(The following is the February 10 devotional from my Next Step Devotions book. Before reading it, I suggest you read Mark 1 and pay close attention to verse 35.)
Jesus began his day in solitude with his heavenly Father before the day’s tiring demands. Christians must answer two fundamental questions about our time alone with God: Will we commit to a consistent daily time with God in prayer and Bible study?

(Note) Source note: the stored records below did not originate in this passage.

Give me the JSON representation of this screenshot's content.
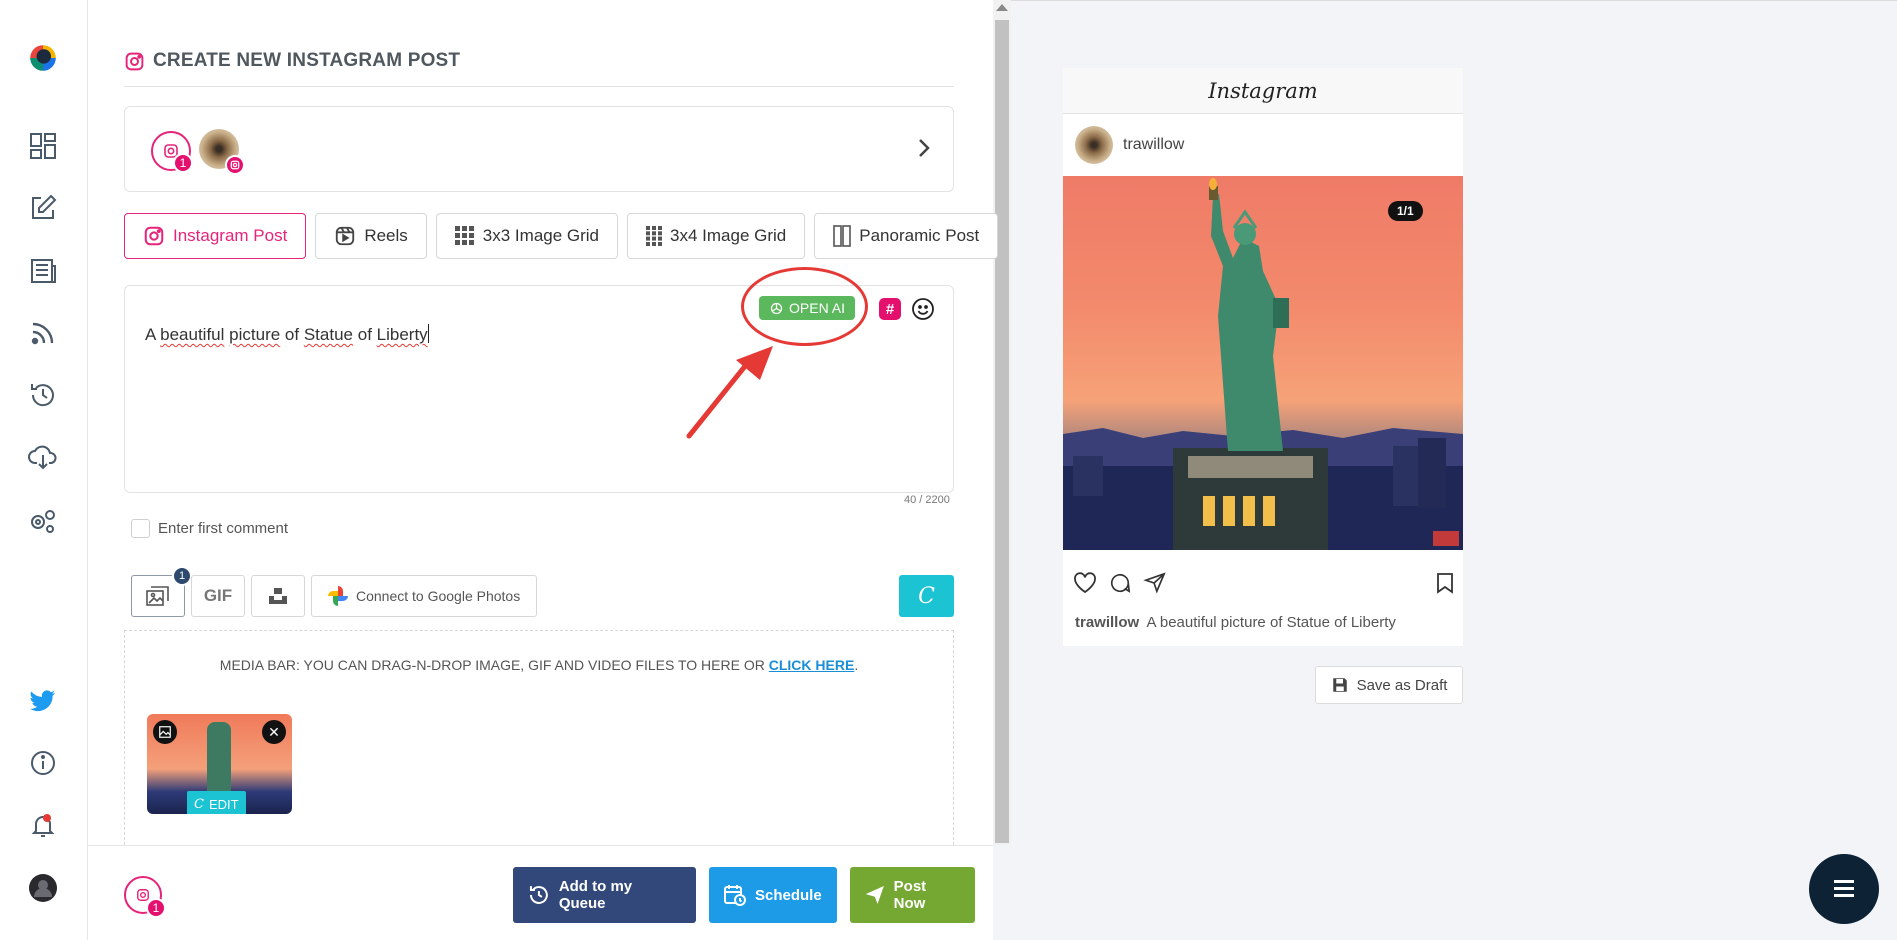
{
  "editor": {
    "title": "CREATE NEW INSTAGRAM POST",
    "account_badge": "1",
    "post_types": [
      "Instagram Post",
      "Reels",
      "3x3 Image Grid",
      "3x4 Image Grid",
      "Panoramic Post"
    ],
    "post_text_words": [
      "A",
      "beautiful",
      "picture",
      "of",
      "Statue",
      "of",
      "Liberty"
    ],
    "openai_label": "OPEN AI",
    "hashtag_symbol": "#",
    "char_count": "40 / 2200",
    "first_comment_label": "Enter first comment",
    "media_badge": "1",
    "gif_label": "GIF",
    "google_photos_label": "Connect to Google Photos",
    "media_bar_text": "MEDIA BAR: YOU CAN DRAG-N-DROP IMAGE, GIF AND VIDEO FILES TO HERE OR",
    "media_bar_link": "CLICK HERE",
    "media_bar_period": ".",
    "thumb_edit_label": "EDIT",
    "thumb_remove": "✕",
    "canva_letter": "C"
  },
  "footer": {
    "account_badge": "1",
    "queue_label": "Add to my Queue",
    "schedule_label": "Schedule",
    "post_label": "Post Now"
  },
  "preview": {
    "header": "Instagram",
    "username": "trawillow",
    "counter": "1/1",
    "caption_user": "trawillow",
    "caption_text": "A beautiful picture of Statue of Liberty",
    "save_draft_label": "Save as Draft"
  },
  "colors": {
    "brand_pink": "#e5247a",
    "openai_green": "#5cb85c",
    "queue_blue": "#32477a",
    "schedule_blue": "#1e9be6",
    "post_green": "#75a833",
    "canva_teal": "#1cc3d3",
    "annotation_red": "#e53935"
  }
}
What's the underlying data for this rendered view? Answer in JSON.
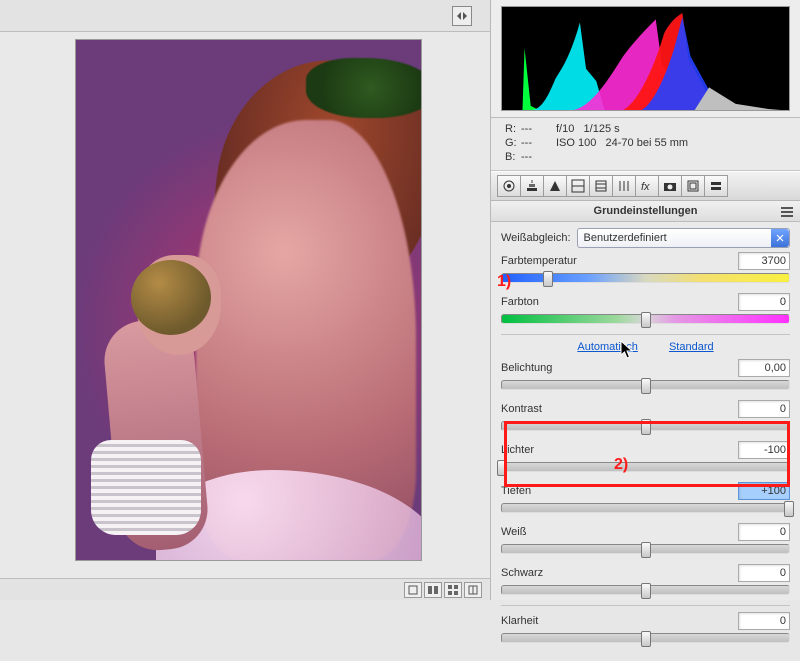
{
  "annotations": {
    "first": "1)",
    "second": "2)"
  },
  "readout": {
    "r_label": "R:",
    "r_val": "---",
    "g_label": "G:",
    "g_val": "---",
    "b_label": "B:",
    "b_val": "---",
    "aperture": "f/10",
    "shutter": "1/125 s",
    "iso": "ISO 100",
    "lens": "24-70 bei 55 mm"
  },
  "section_title": "Grundeinstellungen",
  "wb": {
    "label": "Weißabgleich:",
    "selected": "Benutzerdefiniert"
  },
  "sliders": {
    "temp": {
      "label": "Farbtemperatur",
      "value": "3700",
      "pos": 16
    },
    "tint": {
      "label": "Farbton",
      "value": "0",
      "pos": 50
    },
    "exposure": {
      "label": "Belichtung",
      "value": "0,00",
      "pos": 50
    },
    "contrast": {
      "label": "Kontrast",
      "value": "0",
      "pos": 50
    },
    "highlights": {
      "label": "Lichter",
      "value": "-100",
      "pos": 0
    },
    "shadows": {
      "label": "Tiefen",
      "value": "+100",
      "pos": 100
    },
    "whites": {
      "label": "Weiß",
      "value": "0",
      "pos": 50
    },
    "blacks": {
      "label": "Schwarz",
      "value": "0",
      "pos": 50
    },
    "clarity": {
      "label": "Klarheit",
      "value": "0",
      "pos": 50
    }
  },
  "links": {
    "auto": "Automatisch",
    "standard": "Standard"
  }
}
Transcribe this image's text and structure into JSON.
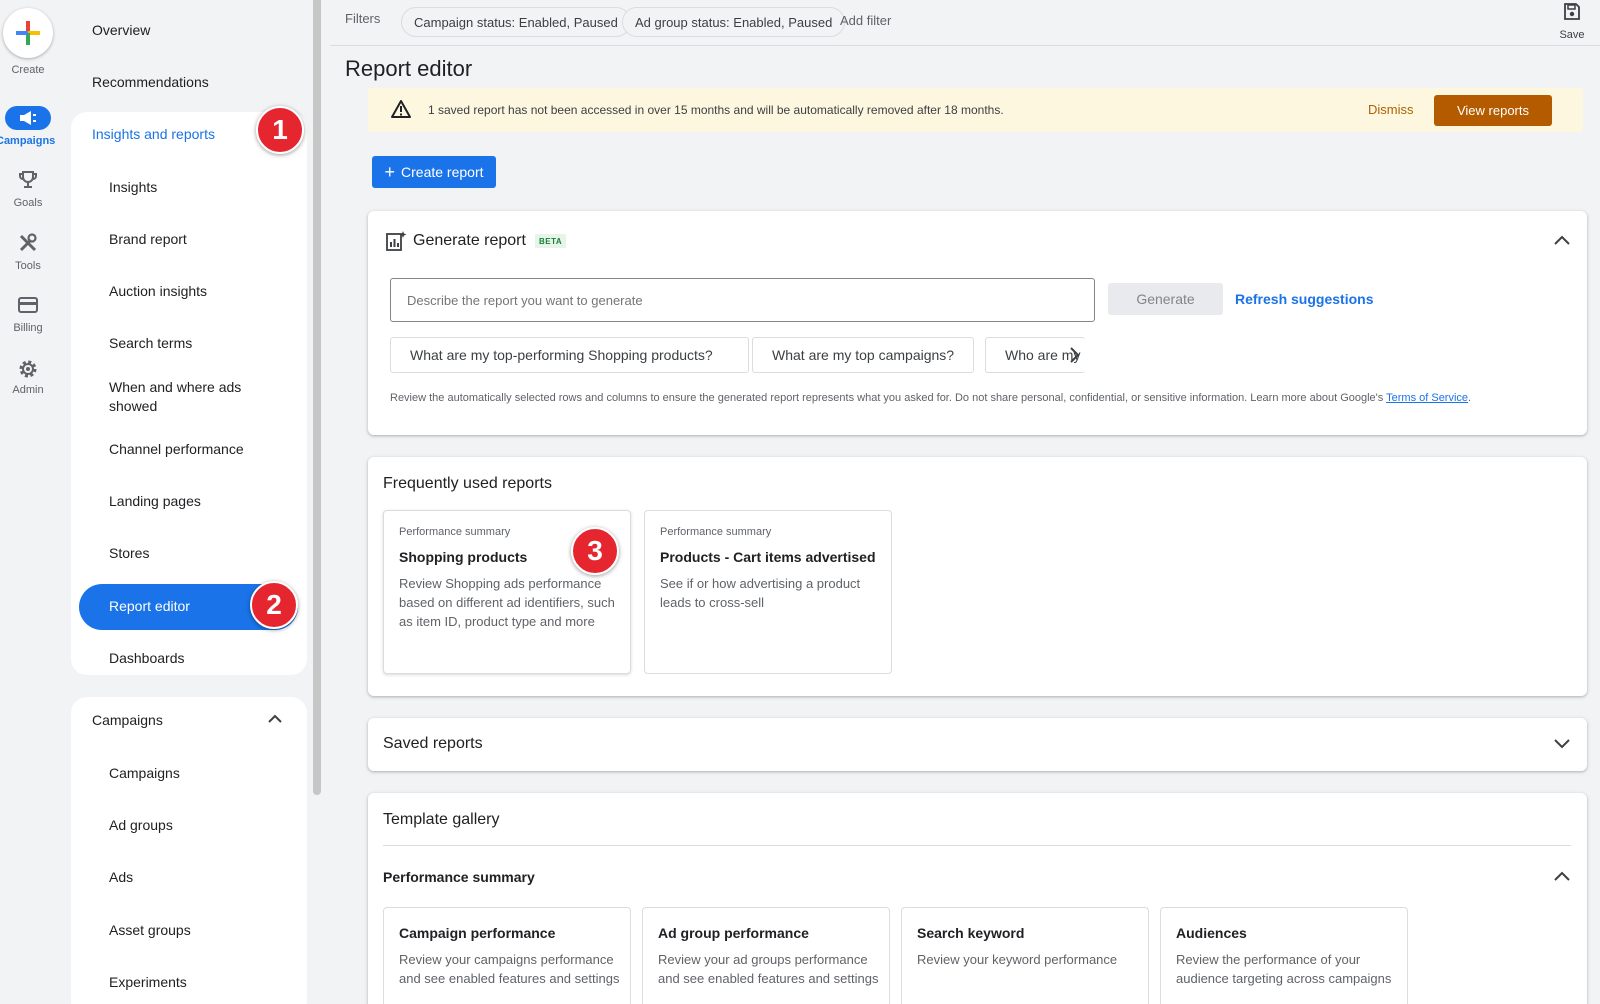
{
  "rail": {
    "create_label": "Create",
    "items": [
      {
        "label": "Campaigns",
        "icon": "megaphone-icon",
        "active": true
      },
      {
        "label": "Goals",
        "icon": "trophy-icon"
      },
      {
        "label": "Tools",
        "icon": "tools-icon"
      },
      {
        "label": "Billing",
        "icon": "credit-card-icon"
      },
      {
        "label": "Admin",
        "icon": "gear-icon"
      }
    ]
  },
  "nav": {
    "overview": "Overview",
    "recommendations": "Recommendations",
    "insights_group": "Insights and reports",
    "insights_items": [
      "Insights",
      "Brand report",
      "Auction insights",
      "Search terms",
      "When and where ads showed",
      "Channel performance",
      "Landing pages",
      "Stores",
      "Report editor",
      "Dashboards"
    ],
    "campaigns_group": "Campaigns",
    "campaigns_items": [
      "Campaigns",
      "Ad groups",
      "Ads",
      "Asset groups",
      "Experiments"
    ]
  },
  "badges": [
    "1",
    "2",
    "3"
  ],
  "filters": {
    "label": "Filters",
    "chips": [
      "Campaign status: Enabled, Paused",
      "Ad group status: Enabled, Paused"
    ],
    "add_filter": "Add filter"
  },
  "save_label": "Save",
  "page_title": "Report editor",
  "alert": {
    "text": "1 saved report has not been accessed in over 15 months and will be automatically removed after 18 months.",
    "dismiss": "Dismiss",
    "view_reports": "View reports"
  },
  "create_report": "Create report",
  "generate": {
    "title": "Generate report",
    "beta": "BETA",
    "placeholder": "Describe the report you want to generate",
    "button": "Generate",
    "refresh": "Refresh suggestions",
    "suggestions": [
      "What are my top-performing Shopping products?",
      "What are my top campaigns?",
      "Who are my"
    ],
    "disclaimer": "Review the automatically selected rows and columns to ensure the generated report represents what you asked for. Do not share personal, confidential, or sensitive information. Learn more about Google's ",
    "terms": "Terms of Service",
    "period": "."
  },
  "frequent": {
    "title": "Frequently used reports",
    "cards": [
      {
        "kicker": "Performance summary",
        "title": "Shopping products",
        "desc": "Review Shopping ads performance based on different ad identifiers, such as item ID, product type and more"
      },
      {
        "kicker": "Performance summary",
        "title": "Products - Cart items advertised",
        "desc": "See if or how advertising a product leads to cross-sell"
      }
    ]
  },
  "saved_reports": "Saved reports",
  "template": {
    "title": "Template gallery",
    "section": "Performance summary",
    "cards": [
      {
        "title": "Campaign performance",
        "desc": "Review your campaigns performance and see enabled features and settings"
      },
      {
        "title": "Ad group performance",
        "desc": "Review your ad groups performance and see enabled features and settings"
      },
      {
        "title": "Search keyword",
        "desc": "Review your keyword performance"
      },
      {
        "title": "Audiences",
        "desc": "Review the performance of your audience targeting across campaigns"
      }
    ]
  },
  "colors": {
    "accent": "#1a73e8",
    "badge": "#e5262f",
    "warning_button": "#b45b00",
    "alert_bg": "#fef7e0"
  }
}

If so, when will we do it? Additional considerations include how we organize the time and keep it meaningful, but we must answer the “if” and “when” questions before the “how.” Methods can and will vary as desired over time.
There are several advantages to beginning the day with God:
Christ is at the forefront of our thoughts, better positioning us to know and follow his will the rest of the day.
It acknowledges the priority of time with God.
It spurs our hearts to know, please, and obey Christ.
The Lord will use Scripture studied in the morning throughout the day to conform us to his likeness.
Some dangers of waiting until later in the day to be alone with God (such as just before bedtime) are:
We tackle the day’s activities and decisions using our strength and wisdom rather than a Christ-centered focus.
Unplanned interruptions and demands can crowd out the later time we plan to spend alone with God.
A busy day may exhaust us physically, mentally, and emotionally so that we fall asleep or skip the practice.
Evangelist Ray Comfort says, “No Bible, no breakfast. No read, no feed.” That appears to have been Jesus’ practice and should be ours.
If you do not already have a daily quiet time with God before starting your daily routines, get up early enough to have such a time every day for a week. Note how the practice positively impacts your focus on Christ and the sense of his presence throughout each day.